Prostitution Behind the Veil is awarded as the Best News Documentary in various film festivals.

Source: Www.Imdb.Com

Friday, 21 January 2011

78 Year Old Woman Dragged Through Parking Lot

Associated Press,
January 20th, 2011

Police in central Florida say they've arrested two suspects in a violent purse snatching.

Investigators released surveillance video of a 78-year-old being dragged through a parking lot.

61 Year Old Wonder Woman

Patricia Maisch looks like a grandmother, but she is being hailed as a hero for helping to stop alleged Tucson shooter Jared Loughner by wrestling away a fresh magazine of bullets as he tried to reload. Maisch, 61, effectively disarmed the shooter as several men pounced on him and threw him to ground. As they struggled to hold him down, Maisch joined the scrum on the ground, clinging to the gunman's ankles. Maisch and her fellow heroes -- identified as Bill Badger, Roger Sulzgeber and Joseph Zamudio -- stopped the carnage after 20 people were shot, including Rep. Gabrielle Giffords. Six people died.

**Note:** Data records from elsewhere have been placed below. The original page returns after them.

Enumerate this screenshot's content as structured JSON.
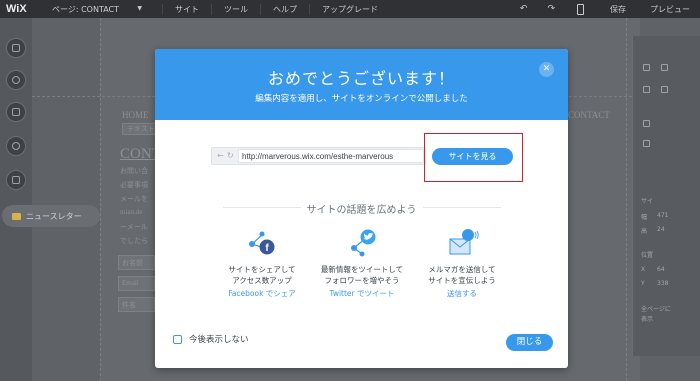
{
  "editor": {
    "logo": "WiX",
    "page_selector": "ページ: CONTACT",
    "menu": [
      "サイト",
      "ツール",
      "ヘルプ",
      "アップグレード"
    ],
    "save_label": "保存",
    "preview_label": "プレビュー",
    "newsletter_label": "ニュースレター",
    "canvas": {
      "nav_home": "HOME",
      "nav_contact": "CONTACT",
      "textbox_label": "テキスト",
      "heading": "CONT",
      "lines": [
        "お問い合",
        "必要事項",
        "メールを",
        "mian.de",
        "ーメール",
        "でしたら"
      ],
      "field_name": "お名前",
      "field_email": "Email",
      "field_subject": "件名"
    },
    "rightpanel": [
      "サイ",
      "幅",
      "高",
      "位置",
      "X",
      "Y",
      "全ページに",
      "表示"
    ],
    "rightpanel_values": [
      "471",
      "24",
      "64",
      "338"
    ]
  },
  "modal": {
    "title": "おめでとうございます！",
    "subtitle": "編集内容を適用し、サイトをオンラインで公開しました",
    "url": "http://marverous.wix.com/esthe-marverous",
    "view_site_label": "サイトを見る",
    "section_title": "サイトの話題を広めよう",
    "share": [
      {
        "icon": "facebook-share-icon",
        "desc": "サイトをシェアして\nアクセス数アップ",
        "link": "Facebook でシェア"
      },
      {
        "icon": "twitter-share-icon",
        "desc": "最新情報をツイートして\nフォロワーを増やそう",
        "link": "Twitter でツイート"
      },
      {
        "icon": "newsletter-share-icon",
        "desc": "メルマガを送信して\nサイトを宣伝しよう",
        "link": "送信する"
      }
    ],
    "dont_show_label": "今後表示しない",
    "close_label": "閉じる"
  },
  "colors": {
    "accent": "#3899ec",
    "facebook": "#3b5998",
    "twitter": "#3aa5ee",
    "highlight": "#d5202e"
  }
}
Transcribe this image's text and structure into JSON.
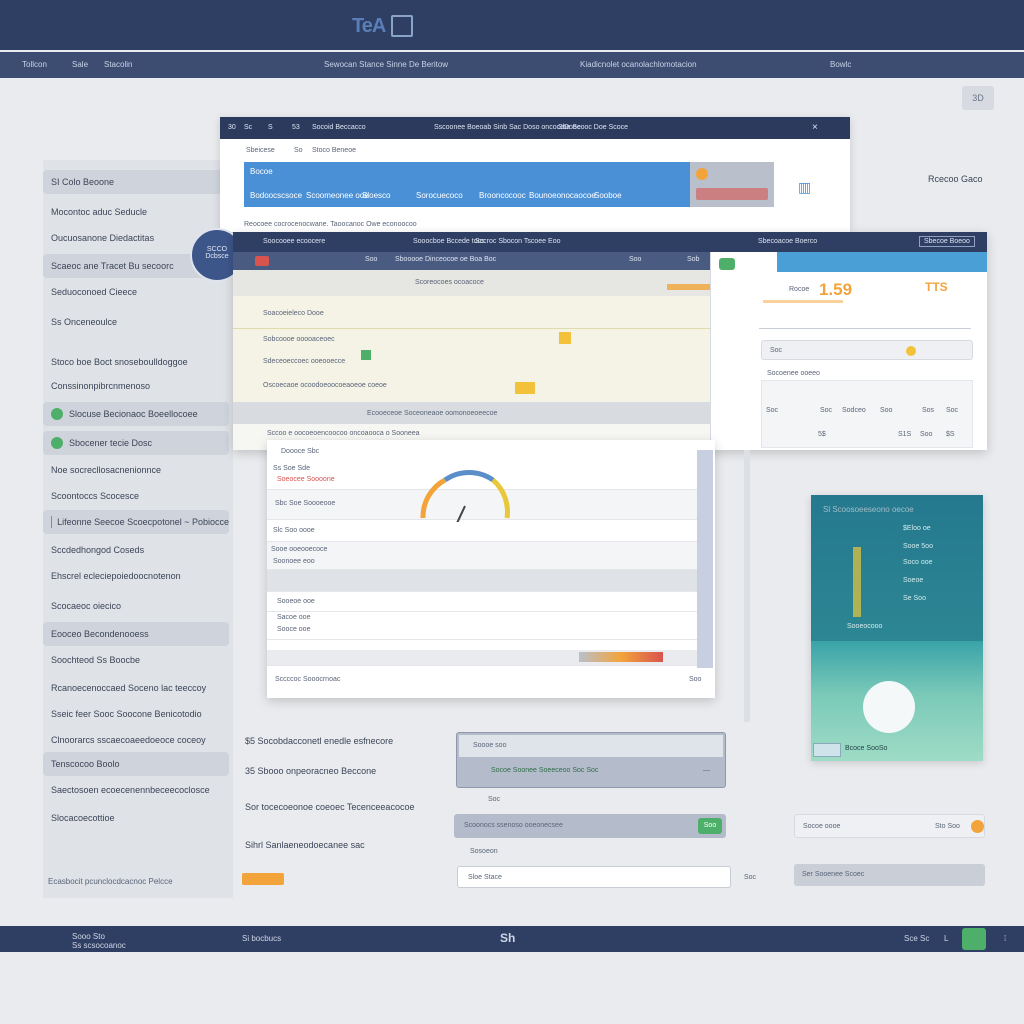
{
  "header": {
    "logo_text": "TeA",
    "nav": [
      "Tollcon",
      "Sale",
      "Stacolin",
      "Sewocan Stance Sinne  De  Beritow",
      "Kiadicnolet ocanolachlomotacion",
      "Bowlc"
    ]
  },
  "corner_button": "3D",
  "sidebar": {
    "items": [
      {
        "label": "SI Colo Beoone",
        "highlight": true,
        "dot": false
      },
      {
        "label": "Mocontoc aduc Seducle",
        "highlight": false,
        "dot": false
      },
      {
        "label": "Oucuosanone Diedactitas",
        "highlight": false,
        "dot": false
      },
      {
        "label": "Scaeoc ane Tracet Bu secoorc",
        "highlight": true,
        "dot": false
      },
      {
        "label": "Seduoconoed Cieece",
        "highlight": false,
        "dot": false
      },
      {
        "label": "Ss Onceneoulce",
        "highlight": false,
        "dot": false
      },
      {
        "label": "Stoco boe  Boct snoseboulldoggoe",
        "highlight": false,
        "dot": false
      },
      {
        "label": "Conssinonpibrcnmenoso",
        "highlight": false,
        "dot": false
      },
      {
        "label": "Slocuse  Becionaoc  Boeellocoee",
        "highlight": true,
        "dot": true
      },
      {
        "label": "Sbocener tecie Dosc",
        "highlight": true,
        "dot": true
      },
      {
        "label": "Noe socrecllosacnenionnce",
        "highlight": false,
        "dot": false
      },
      {
        "label": "Scoontoccs  Scocesce",
        "highlight": false,
        "dot": false
      },
      {
        "label": "Lifeonne  Seecoe  Scoecpotonel  ~ Pobiocce",
        "highlight": true,
        "dot": true
      },
      {
        "label": "Sccdedhongod Coseds",
        "highlight": false,
        "dot": false
      },
      {
        "label": "Ehscrel  ecleciepoiedoocnotenon",
        "highlight": false,
        "dot": false
      },
      {
        "label": "Scocaeoc oiecico",
        "highlight": false,
        "dot": false
      },
      {
        "label": "Eooceo Becondenooess",
        "highlight": true,
        "dot": false
      },
      {
        "label": "Soochteod  Ss  Boocbe",
        "highlight": false,
        "dot": false
      },
      {
        "label": "Rcanoecenoccaed  Soceno lac teeccoy",
        "highlight": false,
        "dot": false
      },
      {
        "label": "Sseic feer  Sooc  Soocone  Benicotodio",
        "highlight": false,
        "dot": false
      },
      {
        "label": "Clnoorarcs  sscaecoaeedoeoce coceoy",
        "highlight": false,
        "dot": false
      },
      {
        "label": "Tenscocoo Boolo",
        "highlight": true,
        "dot": false
      },
      {
        "label": "Saectosoen  ecoecenennbeceecoclosce",
        "highlight": false,
        "dot": false
      },
      {
        "label": "Slocacoecottioe",
        "highlight": false,
        "dot": false
      }
    ],
    "footer": "Ecasbocit pcunclocdcacnoc Pelcce"
  },
  "window1": {
    "title_items": [
      "30",
      "Sc",
      "S",
      "53",
      "Socoid Beccacco",
      "Sscoonee Boeoab Sinb Sac Doso oncoceDooe",
      "Sbe  Scooc  Doe  Scoce"
    ],
    "subtitle": "Sbeicese",
    "subtitle2": "Stoco Beneoe",
    "sub_num": "So",
    "tabs": [
      "Bocoe",
      "Bodoocscsoce",
      "Scoomeonee ooe",
      "Sloesco",
      "Sorocuecoco",
      "Brooncocooc",
      "Bounoeonocaocoe",
      "Sooboe"
    ],
    "row_text": "Reocoee  cocrocenocwane.  Taoocanoc  Owe  econoocoo",
    "right_label": "Rcecoo Gaco"
  },
  "badge": {
    "line1": "SCCO",
    "line2": "Dcbsce"
  },
  "window2": {
    "title_items": [
      "Soocooee  ecoocere",
      "Sooocboe  Bccede  tocs",
      "Sccroc  Sbocon  Tscoee  Eoo",
      "Sbecoacoe  Boerco",
      "Sbecoe  Boeoo"
    ],
    "sub_items": [
      "Soo",
      "Sbooooe Dinceocoe oe Boa Boc",
      "Soo",
      "Sob"
    ],
    "rows": [
      "Scoreocoes  ocoacoce",
      "Soacoeieleco  Dooe",
      "Sobcoooe  ooooaceoec",
      "Sdeceoeccoec  ooeooecce",
      "Oscoecaoe  ocoodoeoocoeaoeoe  coeoe",
      "Ecooeceoe  Soceoneaoe oomonoeoeecoe"
    ],
    "bottom_row": "Sccoo e oocoeoencoocoo  oncoaooca  o  Sooneea"
  },
  "rightcard": {
    "price_label": "Rocoe",
    "price": "1.59",
    "price_right": "TTS",
    "field1": "Soc",
    "row_label": "Socoenee ooeeo",
    "cols": [
      "Soc",
      "Soc",
      "Sodceo",
      "Soo",
      "Sos",
      "Soc"
    ],
    "values": [
      "5$",
      "S1S",
      "Soo",
      "$S"
    ]
  },
  "window3": {
    "header": "Doooce Sbc",
    "rows": [
      "Ss  Soe  Sde",
      "Soeocee  Soooone",
      "Sbc  Soe  Soooeooe",
      "Slc  Soo  oooe",
      "Sooe  ooeooecoce",
      "Soonoee  eoo",
      "Sooeoe  ooe",
      "Sacoe  ooe",
      "Sooce  ooe"
    ],
    "footer": "Sccccoc  Sooocrnoac",
    "footer_right": "Soo"
  },
  "teal": {
    "title": "Sl  Scoosoeeseono oecoe",
    "rows": [
      "$Eloo  oe",
      "Sooe  5oo",
      "Soco  ooe",
      "Soeoe",
      "Se  Soo",
      "Sooeocooo"
    ],
    "button": "Bcoce  SooSo"
  },
  "form": {
    "left_labels": [
      "$5  Socobdacconetl  enedle  esfnecore",
      "35  Sbooo  onpeoracneo  Beccone",
      "Sor  tocecoeonoe coeoec  Tecenceeacocoe",
      "Sihrl  Sanlaeneodoecanee sac"
    ],
    "fields": [
      "Soooe  soo",
      "Socoe  Soonee  Soeeceoo  Soc  Soc",
      "Scoonocs  ssenoso  ooeonecsee",
      "Sosoeon",
      "Sloe  Stace",
      "Soo"
    ],
    "field_btn": "Soc",
    "right_fields": [
      "Socoe  oooe",
      "Sto  Soo",
      "Ser  Sooenee  Scoec"
    ]
  },
  "footer": {
    "left1": "Sooo Sto",
    "left2": "Ss  scsocoanoc",
    "mid": "Si bocbucs",
    "center": "Sh",
    "right": "Sce Sc",
    "right2": "L"
  },
  "colors": {
    "navy": "#2f3e63",
    "blue": "#4a90d6",
    "green": "#4daf6a",
    "orange": "#f2a43a",
    "teal": "#2f8fa0"
  }
}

"[I] knew right away it was a gun... I heard a continuation of shots," Maisch told a news conference today.

Maisch, who has a crown of snow-white hair, was standing towards the back of the line to greet and snap a photo with Giffords at the "Congress in Your Corner" event at a Safeway grocery store. Speaking to the press, Maisch recalled how she stopped Loughner as he tried to reload his Glock 9 mm weapon.

"I could see him coming. [He] shot the lady next to me," Maisch said.

As he was shooting, she said, she was expecting to be hit and she wondered what it would feel like. There was "lots of blood and confusion," she said. She considered trying to run away, she said, but thought that would make her more of a target, so she laid down on the ground. But then something unexpected happened.

"Then he was next to me on the ground," she said. "The gentleman knocked him down."

"I kneeled over him. He was pulling a magazine [to reload] and I grabbed the magazine and secured that. I think the men got the gun, and I was able to get the magazine," she said.

Maisch said Badger and Sulzgeber both sat on the gunman while she held his ankles down. Police said that Zimudie helped by hanging on to Loughner's legs. According to CBS News, Sulzgeber was reportedly standing with his wife, third in line to meet with Giffords, while Zimudie was in the nearby Walgreens and came running out once he heard the shooting.